>>> all right, but first, let's check in with ann , who is once again in port-au-prince for us this morning. ann , good morning, again.

>> reporter: good morning, again to you, matt. listen, all night we've been seeing this footprint of the u.s. military rise. we had a lot of c-130s on the tarmac picking up americans. but also, you can see some soldiers behind me. we believe that they're army. we've also seen some navy helicopters arriving. so, it is fair to say, the u.s. military footprint is stepping up significantly as of late last night and into today. nearly half of haiti 's population are children, and they are really bearing the weight of the suffering here. and we found a hospital that is working feverishly now to try to answer their needs. haiti 's cry of pain has not spared its children. even in the arms of his mouth, 9-year-old jules cannot be comforted. as doctors at the children's hospital sew up the deep gash on his leg without anesthetics. afterwards, his mouth christine said all three of them were buried in the quake. she says "i was down the street from my house and then i saw all the houses start to fall. i ran over walls to get to my house and it had fallen, but i heard cries saying "mommy, i'm here, i'm not dead." i dug with my bare hands." her family and hundreds of others, including an 8-day-old baby who escaped injury, and yet another infant who did not, a 12-year-old being treated for lacerations and 5-year-old sam bravely waiting for a broken left leg to be set, and he's saying "it hurts." all of them reaching out for help from anyone, and they're overwhelming the staff. the hospital operating outside for fear of aftershocks is damaged but one of few still standing . still, hundreds of injured come every day, so many, the 17 doctors here have no idea how many they are treating. they're running out of everything, from medicines to bandages. there are not enough doctors to take care of all the injured, so the parents are stepping in and taking care of their own children, and this is a hospital. for some, there is nothing that can be done. these women have just learned they've lost their parents. and to compound the tragedies here --

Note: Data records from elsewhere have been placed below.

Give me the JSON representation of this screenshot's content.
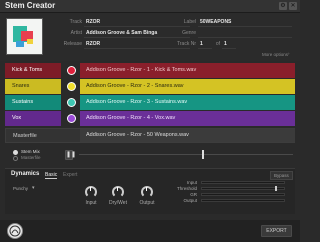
{
  "window": {
    "title": "Stem Creator"
  },
  "metadata": {
    "track_label": "Track",
    "track": "RZOR",
    "artist_label": "Artist",
    "artist": "Addison Groove & Sam Binga",
    "release_label": "Release",
    "release": "RZOR",
    "label_label": "Label",
    "label": "50WEAPONS",
    "genre_label": "Genre",
    "genre": "",
    "track_no_label": "Track Nr",
    "track_no": "1",
    "track_of_label": "of",
    "track_of": "1",
    "more_options": "More options"
  },
  "stems": [
    {
      "name": "Kick & Toms",
      "file": "Addison Groove - Rzor - 1 - Kick & Toms.wav",
      "color": "#e0213d",
      "file_bg": "#8a1f2b",
      "name_bg": "#7d1c27",
      "text_color": "#f2c9cd"
    },
    {
      "name": "Snares",
      "file": "Addison Groove - Rzor - 2 - Snares.wav",
      "color": "#f2e02e",
      "file_bg": "#d4c324",
      "name_bg": "#cbbb22",
      "text_color": "#2a2a10"
    },
    {
      "name": "Sustains",
      "file": "Addison Groove - Rzor - 3 - Sustains.wav",
      "color": "#3ec8b3",
      "file_bg": "#169583",
      "name_bg": "#128a79",
      "text_color": "#e4fbf7"
    },
    {
      "name": "Vox",
      "file": "Addison Groove - Rzor - 4 - Vox.wav",
      "color": "#9a4bd6",
      "file_bg": "#6a2f98",
      "name_bg": "#62298d",
      "text_color": "#efe1fb"
    }
  ],
  "master": {
    "name": "Masterfile",
    "file": "Addison Groove - Rzor - 50 Weapons.wav"
  },
  "transport": {
    "stem_mix_label": "Stem Mix",
    "masterfile_label": "Masterfile"
  },
  "dynamics": {
    "title": "Dynamics",
    "tabs": [
      "Basic",
      "Expert"
    ],
    "punchy_label": "Punchy",
    "bypass_label": "Bypass",
    "knobs": [
      "Input",
      "Dry/Wet",
      "Output"
    ],
    "meters": [
      "Input",
      "Threshold",
      "GR",
      "Output"
    ]
  },
  "footer": {
    "export_label": "EXPORT"
  }
}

>> they have to go to the cemetery with their picks and their shovels and dig their own grave.

>> reporter: father rich frichet ad stared last rights, though members of his own staff are missing. but even in the midst of all this, gratitude can be found. christine, still cradling jules, tells us, "a lot of people weren't spared, but i am thankful my children were. i realize now that god loves me." the priest we just introduced you to, father frichet, runs that hospital. and actually, he was in the united states when the quake struck tending to his dying mother, but she told him to go to haiti , to leave her bedside, because the people of haiti needed him more. and so, he is here working. matt and meredith, back to you.

>> ann , thank you very much. ann curry in port-au-prince for us this morning. to find out how you can contribute to the relief effort, you can logon to our website at todayshow.com.

>>> let's get a check of